Armstrong knows he’ll have to earn his time on the floor, and while it’s his offensive play that made him a four-star recruit and a top-40 player in his class, it’s at the other end of the floor that he says he’ll try to make an impression.
“I feel like I will gain more minutes if I help the team out on defence… I really want to be a threat on the defensive end of the floor, because I feel like everyone already knows I’m gifted offensively,” he said.
That’s a tough ask for a player making the jump from underage basketball in high school to matching up with grown men in one the world’s best professional leagues.
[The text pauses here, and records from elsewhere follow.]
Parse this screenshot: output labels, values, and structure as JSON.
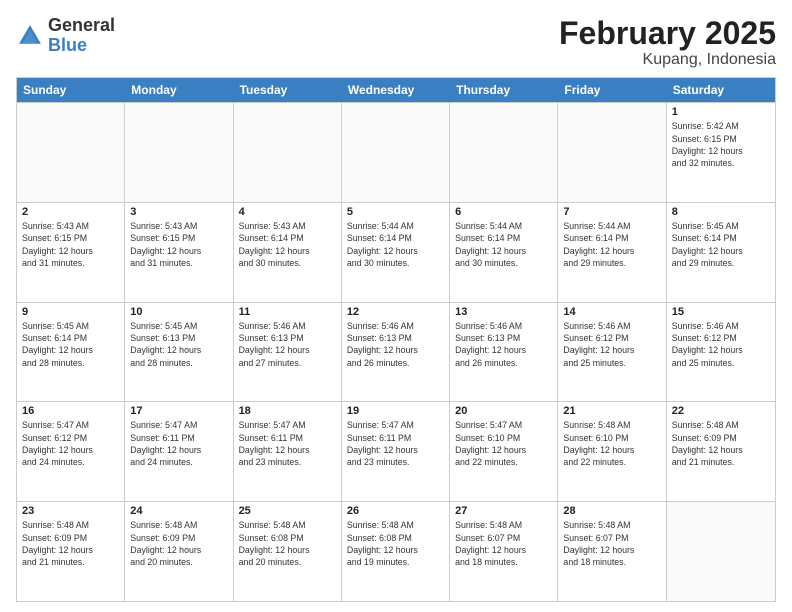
{
  "logo": {
    "general": "General",
    "blue": "Blue"
  },
  "title": "February 2025",
  "subtitle": "Kupang, Indonesia",
  "weekdays": [
    "Sunday",
    "Monday",
    "Tuesday",
    "Wednesday",
    "Thursday",
    "Friday",
    "Saturday"
  ],
  "weeks": [
    [
      {
        "day": "",
        "info": ""
      },
      {
        "day": "",
        "info": ""
      },
      {
        "day": "",
        "info": ""
      },
      {
        "day": "",
        "info": ""
      },
      {
        "day": "",
        "info": ""
      },
      {
        "day": "",
        "info": ""
      },
      {
        "day": "1",
        "info": "Sunrise: 5:42 AM\nSunset: 6:15 PM\nDaylight: 12 hours\nand 32 minutes."
      }
    ],
    [
      {
        "day": "2",
        "info": "Sunrise: 5:43 AM\nSunset: 6:15 PM\nDaylight: 12 hours\nand 31 minutes."
      },
      {
        "day": "3",
        "info": "Sunrise: 5:43 AM\nSunset: 6:15 PM\nDaylight: 12 hours\nand 31 minutes."
      },
      {
        "day": "4",
        "info": "Sunrise: 5:43 AM\nSunset: 6:14 PM\nDaylight: 12 hours\nand 30 minutes."
      },
      {
        "day": "5",
        "info": "Sunrise: 5:44 AM\nSunset: 6:14 PM\nDaylight: 12 hours\nand 30 minutes."
      },
      {
        "day": "6",
        "info": "Sunrise: 5:44 AM\nSunset: 6:14 PM\nDaylight: 12 hours\nand 30 minutes."
      },
      {
        "day": "7",
        "info": "Sunrise: 5:44 AM\nSunset: 6:14 PM\nDaylight: 12 hours\nand 29 minutes."
      },
      {
        "day": "8",
        "info": "Sunrise: 5:45 AM\nSunset: 6:14 PM\nDaylight: 12 hours\nand 29 minutes."
      }
    ],
    [
      {
        "day": "9",
        "info": "Sunrise: 5:45 AM\nSunset: 6:14 PM\nDaylight: 12 hours\nand 28 minutes."
      },
      {
        "day": "10",
        "info": "Sunrise: 5:45 AM\nSunset: 6:13 PM\nDaylight: 12 hours\nand 28 minutes."
      },
      {
        "day": "11",
        "info": "Sunrise: 5:46 AM\nSunset: 6:13 PM\nDaylight: 12 hours\nand 27 minutes."
      },
      {
        "day": "12",
        "info": "Sunrise: 5:46 AM\nSunset: 6:13 PM\nDaylight: 12 hours\nand 26 minutes."
      },
      {
        "day": "13",
        "info": "Sunrise: 5:46 AM\nSunset: 6:13 PM\nDaylight: 12 hours\nand 26 minutes."
      },
      {
        "day": "14",
        "info": "Sunrise: 5:46 AM\nSunset: 6:12 PM\nDaylight: 12 hours\nand 25 minutes."
      },
      {
        "day": "15",
        "info": "Sunrise: 5:46 AM\nSunset: 6:12 PM\nDaylight: 12 hours\nand 25 minutes."
      }
    ],
    [
      {
        "day": "16",
        "info": "Sunrise: 5:47 AM\nSunset: 6:12 PM\nDaylight: 12 hours\nand 24 minutes."
      },
      {
        "day": "17",
        "info": "Sunrise: 5:47 AM\nSunset: 6:11 PM\nDaylight: 12 hours\nand 24 minutes."
      },
      {
        "day": "18",
        "info": "Sunrise: 5:47 AM\nSunset: 6:11 PM\nDaylight: 12 hours\nand 23 minutes."
      },
      {
        "day": "19",
        "info": "Sunrise: 5:47 AM\nSunset: 6:11 PM\nDaylight: 12 hours\nand 23 minutes."
      },
      {
        "day": "20",
        "info": "Sunrise: 5:47 AM\nSunset: 6:10 PM\nDaylight: 12 hours\nand 22 minutes."
      },
      {
        "day": "21",
        "info": "Sunrise: 5:48 AM\nSunset: 6:10 PM\nDaylight: 12 hours\nand 22 minutes."
      },
      {
        "day": "22",
        "info": "Sunrise: 5:48 AM\nSunset: 6:09 PM\nDaylight: 12 hours\nand 21 minutes."
      }
    ],
    [
      {
        "day": "23",
        "info": "Sunrise: 5:48 AM\nSunset: 6:09 PM\nDaylight: 12 hours\nand 21 minutes."
      },
      {
        "day": "24",
        "info": "Sunrise: 5:48 AM\nSunset: 6:09 PM\nDaylight: 12 hours\nand 20 minutes."
      },
      {
        "day": "25",
        "info": "Sunrise: 5:48 AM\nSunset: 6:08 PM\nDaylight: 12 hours\nand 20 minutes."
      },
      {
        "day": "26",
        "info": "Sunrise: 5:48 AM\nSunset: 6:08 PM\nDaylight: 12 hours\nand 19 minutes."
      },
      {
        "day": "27",
        "info": "Sunrise: 5:48 AM\nSunset: 6:07 PM\nDaylight: 12 hours\nand 18 minutes."
      },
      {
        "day": "28",
        "info": "Sunrise: 5:48 AM\nSunset: 6:07 PM\nDaylight: 12 hours\nand 18 minutes."
      },
      {
        "day": "",
        "info": ""
      }
    ]
  ]
}
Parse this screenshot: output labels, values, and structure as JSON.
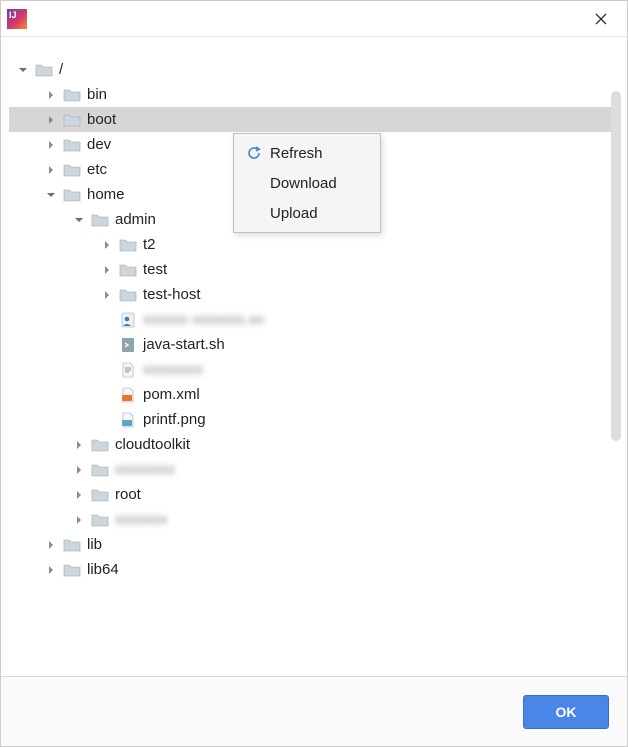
{
  "footer": {
    "ok_label": "OK"
  },
  "context_menu": {
    "items": [
      {
        "label": "Refresh",
        "icon": "refresh-icon"
      },
      {
        "label": "Download",
        "icon": ""
      },
      {
        "label": "Upload",
        "icon": ""
      }
    ]
  },
  "tree": {
    "rows": [
      {
        "depth": 0,
        "expand": "open",
        "kind": "folder",
        "label": "/",
        "selected": false,
        "blur": false
      },
      {
        "depth": 1,
        "expand": "closed",
        "kind": "folder",
        "label": "bin",
        "selected": false,
        "blur": false
      },
      {
        "depth": 1,
        "expand": "closed",
        "kind": "folder",
        "label": "boot",
        "selected": true,
        "blur": false
      },
      {
        "depth": 1,
        "expand": "closed",
        "kind": "folder",
        "label": "dev",
        "selected": false,
        "blur": false
      },
      {
        "depth": 1,
        "expand": "closed",
        "kind": "folder",
        "label": "etc",
        "selected": false,
        "blur": false
      },
      {
        "depth": 1,
        "expand": "open",
        "kind": "folder",
        "label": "home",
        "selected": false,
        "blur": false
      },
      {
        "depth": 2,
        "expand": "open",
        "kind": "folder",
        "label": "admin",
        "selected": false,
        "blur": false
      },
      {
        "depth": 3,
        "expand": "closed",
        "kind": "folder",
        "label": "t2",
        "selected": false,
        "blur": false
      },
      {
        "depth": 3,
        "expand": "closed",
        "kind": "folder",
        "label": "test",
        "selected": false,
        "blur": false
      },
      {
        "depth": 3,
        "expand": "closed",
        "kind": "folder",
        "label": "test-host",
        "selected": false,
        "blur": false
      },
      {
        "depth": 3,
        "expand": "none",
        "kind": "file-user",
        "label": "xxxxxx xxxxxxx.xx",
        "selected": false,
        "blur": true
      },
      {
        "depth": 3,
        "expand": "none",
        "kind": "file-sh",
        "label": "java-start.sh",
        "selected": false,
        "blur": false
      },
      {
        "depth": 3,
        "expand": "none",
        "kind": "file-txt",
        "label": "xxxxxxxx",
        "selected": false,
        "blur": true
      },
      {
        "depth": 3,
        "expand": "none",
        "kind": "file-xml",
        "label": "pom.xml",
        "selected": false,
        "blur": false
      },
      {
        "depth": 3,
        "expand": "none",
        "kind": "file-img",
        "label": "printf.png",
        "selected": false,
        "blur": false
      },
      {
        "depth": 2,
        "expand": "closed",
        "kind": "folder",
        "label": "cloudtoolkit",
        "selected": false,
        "blur": false
      },
      {
        "depth": 2,
        "expand": "closed",
        "kind": "folder",
        "label": "xxxxxxxx",
        "selected": false,
        "blur": true
      },
      {
        "depth": 2,
        "expand": "closed",
        "kind": "folder",
        "label": "root",
        "selected": false,
        "blur": false
      },
      {
        "depth": 2,
        "expand": "closed",
        "kind": "folder",
        "label": "xxxxxxx",
        "selected": false,
        "blur": true
      },
      {
        "depth": 1,
        "expand": "closed",
        "kind": "folder",
        "label": "lib",
        "selected": false,
        "blur": false
      },
      {
        "depth": 1,
        "expand": "closed",
        "kind": "folder",
        "label": "lib64",
        "selected": false,
        "blur": false
      }
    ]
  }
}
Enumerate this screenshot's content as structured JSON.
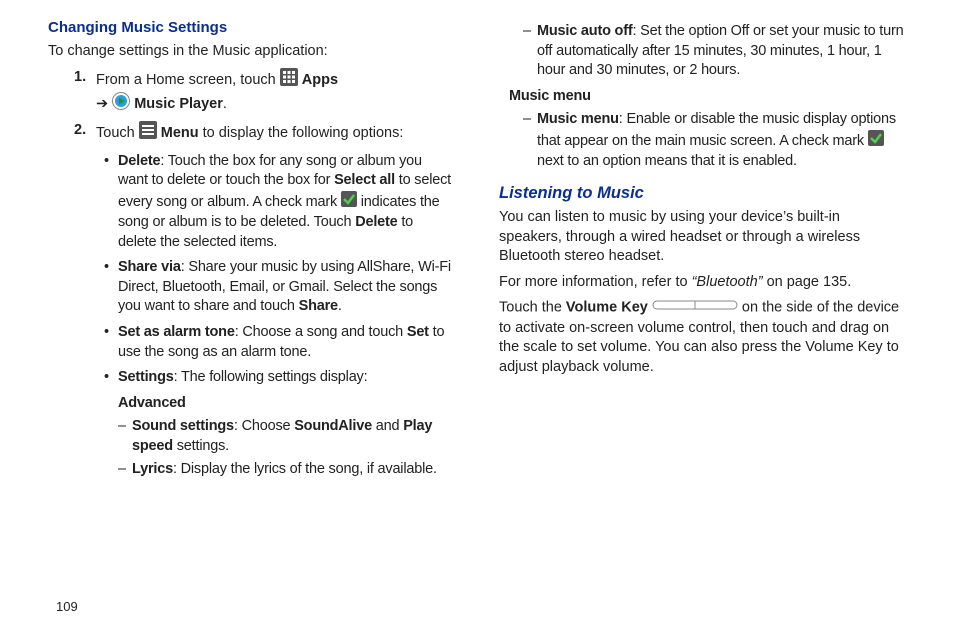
{
  "left": {
    "heading": "Changing Music Settings",
    "intro": "To change settings in the Music application:",
    "step1_num": "1.",
    "step1_a": "From a Home screen, touch ",
    "step1_apps": " Apps",
    "step1_arrow": "➔ ",
    "step1_mp": " Music Player",
    "step1_period": ".",
    "step2_num": "2.",
    "step2_a": "Touch ",
    "step2_menu": " Menu",
    "step2_b": " to display the following options:",
    "bullets": {
      "delete_label": "Delete",
      "delete_a": ": Touch the box for any song or album you want to delete or touch the box for ",
      "delete_selectall": "Select all",
      "delete_b": " to select every song or album. A check mark ",
      "delete_c": " indicates the song or album is to be deleted. Touch ",
      "delete_d": "Delete",
      "delete_e": " to delete the selected items.",
      "share_label": "Share via",
      "share_a": ": Share your music by using AllShare, Wi-Fi Direct, Bluetooth, Email, or Gmail. Select the songs you want to share and touch ",
      "share_b": "Share",
      "share_c": ".",
      "alarm_label": "Set as alarm tone",
      "alarm_a": ": Choose a song and touch ",
      "alarm_b": "Set",
      "alarm_c": " to use the song as an alarm tone.",
      "settings_label": "Settings",
      "settings_a": ": The following settings display:"
    },
    "advanced_head": "Advanced",
    "dash": {
      "sound_label": "Sound settings",
      "sound_a": ": Choose ",
      "sound_b": "SoundAlive",
      "sound_c": " and ",
      "sound_d": "Play speed",
      "sound_e": " settings.",
      "lyrics_label": "Lyrics",
      "lyrics_a": ": Display the lyrics of the song, if available."
    }
  },
  "right": {
    "dash_top": {
      "auto_label": "Music auto off",
      "auto_a": ": Set the option Off or set your music to turn off automatically after 15 minutes, 30 minutes, 1 hour, 1 hour and 30 minutes, or 2 hours."
    },
    "music_menu_head": "Music menu",
    "dash_menu": {
      "mm_label": "Music menu",
      "mm_a": ": Enable or disable the music display options that appear on the main music screen. A check mark ",
      "mm_b": " next to an option means that it is enabled."
    },
    "listening_head": "Listening to Music",
    "listen_p1": "You can listen to music by using your device’s built-in speakers, through a wired headset or through a wireless Bluetooth stereo headset.",
    "listen_p2a": "For more information, refer to ",
    "listen_p2quote": "“Bluetooth” ",
    "listen_p2b": " on page 135.",
    "listen_p3a": "Touch the ",
    "listen_p3vol": "Volume Key",
    "listen_p3b": " on the side of the device to activate on-screen volume control, then touch and drag on the scale to set volume. You can also press the Volume Key to adjust playback volume."
  },
  "page_number": "109"
}
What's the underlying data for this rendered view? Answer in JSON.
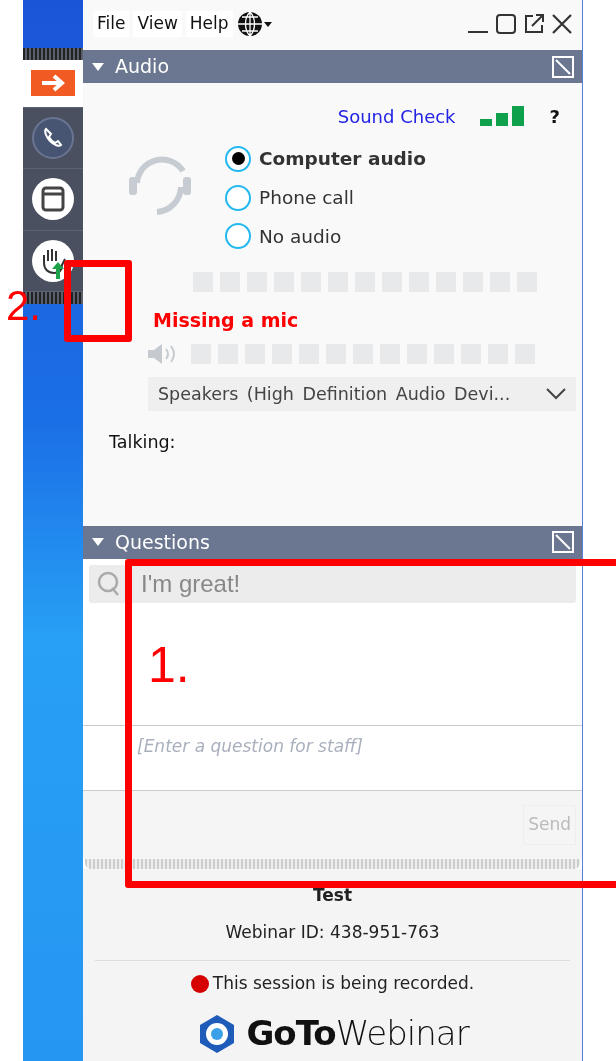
{
  "menu": [
    {
      "label": "File"
    },
    {
      "label": "View"
    },
    {
      "label": "Help"
    }
  ],
  "sidebar": {
    "items": [
      {
        "kind": "arrow",
        "selected": true
      },
      {
        "kind": "phone",
        "selected": false
      },
      {
        "kind": "window",
        "selected": false
      },
      {
        "kind": "hand",
        "selected": false
      }
    ]
  },
  "audio": {
    "title": "Audio",
    "expanded": true,
    "sound_check": "Sound Check",
    "help": "?",
    "options": [
      {
        "label": "Computer audio",
        "selected": true
      },
      {
        "label": "Phone call",
        "selected": false
      },
      {
        "label": "No audio",
        "selected": false
      }
    ],
    "mic_meter": {
      "level": 0
    },
    "mic_status": "Missing a mic",
    "speaker_meter": {
      "level": 0
    },
    "speaker_device": "Speakers (High Definition Audio Devi...",
    "talking_label": "Talking:"
  },
  "questions": {
    "title": "Questions",
    "expanded": true,
    "search_value": "I'm great!",
    "input_placeholder": "[Enter a question for staff]",
    "send": "Send",
    "send_disabled": true
  },
  "footer": {
    "title": "Test",
    "webinar_id": "Webinar ID: 438-951-763",
    "recording": "This session is being recorded.",
    "logo_bold": "GoTo",
    "logo_light": "Webinar"
  },
  "annotations": [
    {
      "label": "1."
    },
    {
      "label": "2."
    }
  ]
}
According to ESPN, Armstrong is six-foot-six (198cm) but weighs just 185 pounds (84kg). Armstrong knows he’s in for a tough battle in such a physical league, but he’s already trying to lean on and learn from his new teammates.
“Coming into practicing with the team and seeing how physical it was, I think that’s what caught me off guard,” he said. “I talk to [my teammates] a lot trying to learn mostly on defence. I talked to Mitch [Creek] and as soon as he got back he came in, loud voice, talking in practice, so I’ve really been watching him.”
While Armstrong may lack the size and strength of some of his peers, his athleticism blows most of them out of the water. That was on full display at the NBL Blitz in Tasmania, as he took out the dunk contest in spectacular fashion.
It’s clear that Armstrong has NBA hops, but there was also some NBA influence in his second dunk of the contest. He met fellow Flint native and Charlotte Hornets forward Miles Bridges during his high school career, and it was with the one-time NBA dunk contest competitor that he first trialled his winning slam.
“Me and Miles are great friends… I’ve been watching his process through high school, college and now in the NBA,” he said. “We were having a mini dunk contest after a workout and I just tried it and I made it, so ever since then I was like ‘OK, next dunk contest I’m going to do it.’”
He says that’s about as far as the planning went, though.
“Going into the dunk contest I didn’t know what dunks I wanted to do, so it’s kind of like once they hand me the ball I just go to the free throw line and start thinking, and then just trying whatever comes to my mind,” he said.
Armstrong may have already made an impact with his performance at the Blitz, but he’s hoping to make an even bigger splash on the court once the season gets underway. He’ll miss the Phoenix’s season opener with a minor foot injury, but says he’ll be back practising next week and ready to go for their home opener against Brisbane.
And once he is back on the court?
“Hopefully just playing well this season, getting my draft stock up and going from there.”
It’s a simple plan, but one that he hopes will take him to the NBA and beyond.